Sea stars, also commonly referred to as the star, are among the liveliest animals along the US coast. But now scientists say that the epidemic sparked by seawater warming tolled the sea stars of sunflowers, a critical predator in the forests of the seaweed. The collapse of the sea stars could erase the shallow ecosystems that provide a home for seals, sea oysters, and commercially important fish.
"The epidemic was catastrophic and widespread," said Drew Harvell, a marine ecologist from Cornell University in Ithaca, New York, who conducted a new survey. "An infectious disease causes the vulnerability of not only marine stars, but also corals and ears and other species."
The sea sickness of the sea stars
A few years ago, Harvell's research group discovered that the pathogenic size of the virus had infected marine creatures from California to Alaska and caused an epidemic called "sea star disease loss." very sensitive. The stars are star-sized car tires and they pack up to twenty hands.
Sensitivity of sunflower sea stars to the disease threatens one of the most diverse ocean ecosystems. Sea stars enjoy sea shells, spiked blades with appetizing appetite. Sea snails will eat almost everything, including kelp, giant algae that create underwater forests along the shallow waters of the west coast. In some places, the disease caused a cascade in which many seaweeds broke down and the forests of kelpa decreased. Now, five years after the epidemic began, Harvell and her research team decided to document how much the disease was knocked out by a once-rich sea star.
An endangered ecosystem
Researchers have analyzed more than 20,000 retraction retraction surveys and diver from California to Alaska, conducted between 2004 and 2017. 2015. After the epidemic, an abundance of marine stars fell 96 percent in some areas and even 100 percent in others, reports the team today in a journal Scientific progress.
– We found the numbers so low [sunflower sea stars] are vulnerable to lower 48 and very rarely in British Columbia and in Alaska, "Harvell said. "It's a whole series of these endemic species."
When the researchers modeled the star surface temperature, they discovered that the two were related. Sunflower star populations have clashed with anomalies of warm sea temperature, scientists reported.

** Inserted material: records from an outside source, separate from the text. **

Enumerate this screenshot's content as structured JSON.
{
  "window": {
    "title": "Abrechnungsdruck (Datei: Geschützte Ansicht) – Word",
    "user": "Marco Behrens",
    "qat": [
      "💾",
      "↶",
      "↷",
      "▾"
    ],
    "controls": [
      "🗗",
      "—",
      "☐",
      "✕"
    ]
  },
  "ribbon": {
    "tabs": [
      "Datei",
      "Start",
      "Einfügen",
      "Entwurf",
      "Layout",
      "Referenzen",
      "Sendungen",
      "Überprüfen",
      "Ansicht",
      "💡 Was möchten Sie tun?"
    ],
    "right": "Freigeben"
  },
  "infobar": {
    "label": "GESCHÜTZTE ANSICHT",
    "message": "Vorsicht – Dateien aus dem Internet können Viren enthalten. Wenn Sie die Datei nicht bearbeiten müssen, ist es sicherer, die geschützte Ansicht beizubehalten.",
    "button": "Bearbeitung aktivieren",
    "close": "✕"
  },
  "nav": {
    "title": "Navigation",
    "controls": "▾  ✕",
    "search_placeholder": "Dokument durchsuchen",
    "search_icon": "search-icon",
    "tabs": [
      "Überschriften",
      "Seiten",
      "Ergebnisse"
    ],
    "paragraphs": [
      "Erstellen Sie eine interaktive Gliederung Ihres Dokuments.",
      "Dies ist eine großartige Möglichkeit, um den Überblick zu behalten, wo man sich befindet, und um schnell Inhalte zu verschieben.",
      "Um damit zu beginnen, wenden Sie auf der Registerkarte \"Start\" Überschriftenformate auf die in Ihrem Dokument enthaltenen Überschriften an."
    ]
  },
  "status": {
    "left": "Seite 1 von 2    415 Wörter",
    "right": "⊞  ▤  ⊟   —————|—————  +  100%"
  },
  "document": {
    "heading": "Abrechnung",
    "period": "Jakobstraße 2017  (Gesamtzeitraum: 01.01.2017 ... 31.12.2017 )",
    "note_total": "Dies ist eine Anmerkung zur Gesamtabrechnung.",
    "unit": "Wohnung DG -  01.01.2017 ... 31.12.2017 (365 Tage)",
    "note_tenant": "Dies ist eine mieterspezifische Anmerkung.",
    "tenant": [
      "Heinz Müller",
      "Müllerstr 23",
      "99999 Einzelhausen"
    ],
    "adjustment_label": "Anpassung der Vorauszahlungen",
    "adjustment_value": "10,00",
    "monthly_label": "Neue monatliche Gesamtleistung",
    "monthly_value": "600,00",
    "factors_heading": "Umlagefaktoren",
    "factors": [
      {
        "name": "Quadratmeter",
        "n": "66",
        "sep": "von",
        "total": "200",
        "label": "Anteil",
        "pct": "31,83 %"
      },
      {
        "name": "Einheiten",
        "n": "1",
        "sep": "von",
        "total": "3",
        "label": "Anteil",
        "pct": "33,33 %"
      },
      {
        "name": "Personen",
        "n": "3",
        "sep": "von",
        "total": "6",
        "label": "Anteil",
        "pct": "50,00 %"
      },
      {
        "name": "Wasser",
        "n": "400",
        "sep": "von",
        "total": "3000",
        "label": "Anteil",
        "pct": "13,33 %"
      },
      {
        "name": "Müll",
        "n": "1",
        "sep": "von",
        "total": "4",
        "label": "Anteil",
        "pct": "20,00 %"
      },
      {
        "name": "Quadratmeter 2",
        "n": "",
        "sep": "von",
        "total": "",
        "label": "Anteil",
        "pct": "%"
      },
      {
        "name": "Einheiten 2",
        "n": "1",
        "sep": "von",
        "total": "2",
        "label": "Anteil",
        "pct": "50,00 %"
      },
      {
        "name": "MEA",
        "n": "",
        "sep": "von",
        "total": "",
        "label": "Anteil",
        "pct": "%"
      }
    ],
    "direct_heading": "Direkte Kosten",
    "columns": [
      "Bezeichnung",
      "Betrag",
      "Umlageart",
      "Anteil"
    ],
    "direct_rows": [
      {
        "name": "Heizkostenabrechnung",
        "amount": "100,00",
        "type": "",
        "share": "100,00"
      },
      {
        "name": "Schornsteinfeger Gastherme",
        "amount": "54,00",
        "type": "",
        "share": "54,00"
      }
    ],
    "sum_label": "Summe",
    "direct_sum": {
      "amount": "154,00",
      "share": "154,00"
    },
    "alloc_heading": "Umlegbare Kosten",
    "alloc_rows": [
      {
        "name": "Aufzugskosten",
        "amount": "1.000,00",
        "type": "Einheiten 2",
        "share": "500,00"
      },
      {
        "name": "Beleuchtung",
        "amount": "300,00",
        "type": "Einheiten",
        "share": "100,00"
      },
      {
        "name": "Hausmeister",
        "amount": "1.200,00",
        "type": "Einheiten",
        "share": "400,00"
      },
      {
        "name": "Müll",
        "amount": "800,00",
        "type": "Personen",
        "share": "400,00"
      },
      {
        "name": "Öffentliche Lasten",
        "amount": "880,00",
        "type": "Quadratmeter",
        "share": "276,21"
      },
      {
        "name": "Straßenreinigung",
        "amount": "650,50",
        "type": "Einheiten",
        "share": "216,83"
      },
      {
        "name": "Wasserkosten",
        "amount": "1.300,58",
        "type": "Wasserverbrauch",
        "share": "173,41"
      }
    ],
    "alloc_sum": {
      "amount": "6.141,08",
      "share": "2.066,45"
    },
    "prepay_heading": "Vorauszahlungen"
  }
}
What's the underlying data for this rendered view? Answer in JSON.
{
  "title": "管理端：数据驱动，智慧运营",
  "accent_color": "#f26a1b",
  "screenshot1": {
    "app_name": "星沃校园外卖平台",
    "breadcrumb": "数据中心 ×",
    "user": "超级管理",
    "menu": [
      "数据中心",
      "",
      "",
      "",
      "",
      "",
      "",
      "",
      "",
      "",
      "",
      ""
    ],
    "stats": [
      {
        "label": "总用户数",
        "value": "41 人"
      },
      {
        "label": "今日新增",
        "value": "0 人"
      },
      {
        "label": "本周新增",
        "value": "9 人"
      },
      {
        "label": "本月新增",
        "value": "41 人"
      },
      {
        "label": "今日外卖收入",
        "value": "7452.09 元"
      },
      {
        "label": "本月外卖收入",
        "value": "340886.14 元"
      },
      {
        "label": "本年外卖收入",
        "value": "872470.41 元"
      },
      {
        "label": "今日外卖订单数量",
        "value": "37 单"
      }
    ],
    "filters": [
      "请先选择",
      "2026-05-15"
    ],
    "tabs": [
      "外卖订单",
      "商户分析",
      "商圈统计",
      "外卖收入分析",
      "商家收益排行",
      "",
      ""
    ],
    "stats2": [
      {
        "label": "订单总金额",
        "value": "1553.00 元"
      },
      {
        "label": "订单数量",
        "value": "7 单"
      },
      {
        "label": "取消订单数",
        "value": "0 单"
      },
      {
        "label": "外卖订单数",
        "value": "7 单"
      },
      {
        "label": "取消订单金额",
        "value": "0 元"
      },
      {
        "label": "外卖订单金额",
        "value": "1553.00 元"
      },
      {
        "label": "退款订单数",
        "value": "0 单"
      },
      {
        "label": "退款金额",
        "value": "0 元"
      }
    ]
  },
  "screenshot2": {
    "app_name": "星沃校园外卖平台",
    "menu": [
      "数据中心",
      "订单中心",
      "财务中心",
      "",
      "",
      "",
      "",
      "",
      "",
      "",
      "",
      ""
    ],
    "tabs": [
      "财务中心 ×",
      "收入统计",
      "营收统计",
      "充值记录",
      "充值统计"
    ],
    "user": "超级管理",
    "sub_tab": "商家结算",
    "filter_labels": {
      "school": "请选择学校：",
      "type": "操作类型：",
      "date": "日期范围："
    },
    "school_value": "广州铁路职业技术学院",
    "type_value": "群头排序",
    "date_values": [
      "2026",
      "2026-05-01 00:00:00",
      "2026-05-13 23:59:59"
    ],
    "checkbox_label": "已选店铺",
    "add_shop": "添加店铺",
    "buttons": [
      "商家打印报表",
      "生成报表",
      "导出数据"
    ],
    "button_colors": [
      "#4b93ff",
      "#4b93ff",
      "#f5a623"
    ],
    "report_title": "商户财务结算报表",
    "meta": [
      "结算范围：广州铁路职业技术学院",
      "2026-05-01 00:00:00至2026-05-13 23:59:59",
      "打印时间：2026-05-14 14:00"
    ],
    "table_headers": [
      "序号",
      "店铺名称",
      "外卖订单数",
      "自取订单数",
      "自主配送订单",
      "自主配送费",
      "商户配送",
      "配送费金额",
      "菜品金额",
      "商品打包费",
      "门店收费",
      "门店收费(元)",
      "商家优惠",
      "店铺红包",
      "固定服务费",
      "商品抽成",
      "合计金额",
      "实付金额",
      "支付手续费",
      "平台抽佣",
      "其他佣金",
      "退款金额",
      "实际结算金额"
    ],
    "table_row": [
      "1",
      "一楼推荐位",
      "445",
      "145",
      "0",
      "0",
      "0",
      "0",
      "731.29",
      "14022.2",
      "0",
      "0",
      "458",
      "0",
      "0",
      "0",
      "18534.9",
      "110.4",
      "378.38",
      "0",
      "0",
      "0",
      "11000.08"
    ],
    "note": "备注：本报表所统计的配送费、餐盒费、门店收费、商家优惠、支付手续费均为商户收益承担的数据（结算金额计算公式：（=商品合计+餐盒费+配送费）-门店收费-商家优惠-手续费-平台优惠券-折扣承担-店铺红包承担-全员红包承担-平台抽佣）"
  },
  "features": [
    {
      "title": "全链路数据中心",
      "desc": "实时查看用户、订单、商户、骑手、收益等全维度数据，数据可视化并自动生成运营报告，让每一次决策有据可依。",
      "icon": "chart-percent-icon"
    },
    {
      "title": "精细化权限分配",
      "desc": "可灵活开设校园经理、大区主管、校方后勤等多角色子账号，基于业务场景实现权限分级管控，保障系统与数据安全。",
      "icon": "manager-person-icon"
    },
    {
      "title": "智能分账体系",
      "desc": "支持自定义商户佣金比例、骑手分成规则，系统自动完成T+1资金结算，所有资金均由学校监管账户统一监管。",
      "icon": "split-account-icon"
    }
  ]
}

Discovery means that warmer temperatures allow plunging sunflower sea stars caused by disease, researchers say. The potential for animal recovery is uncertain.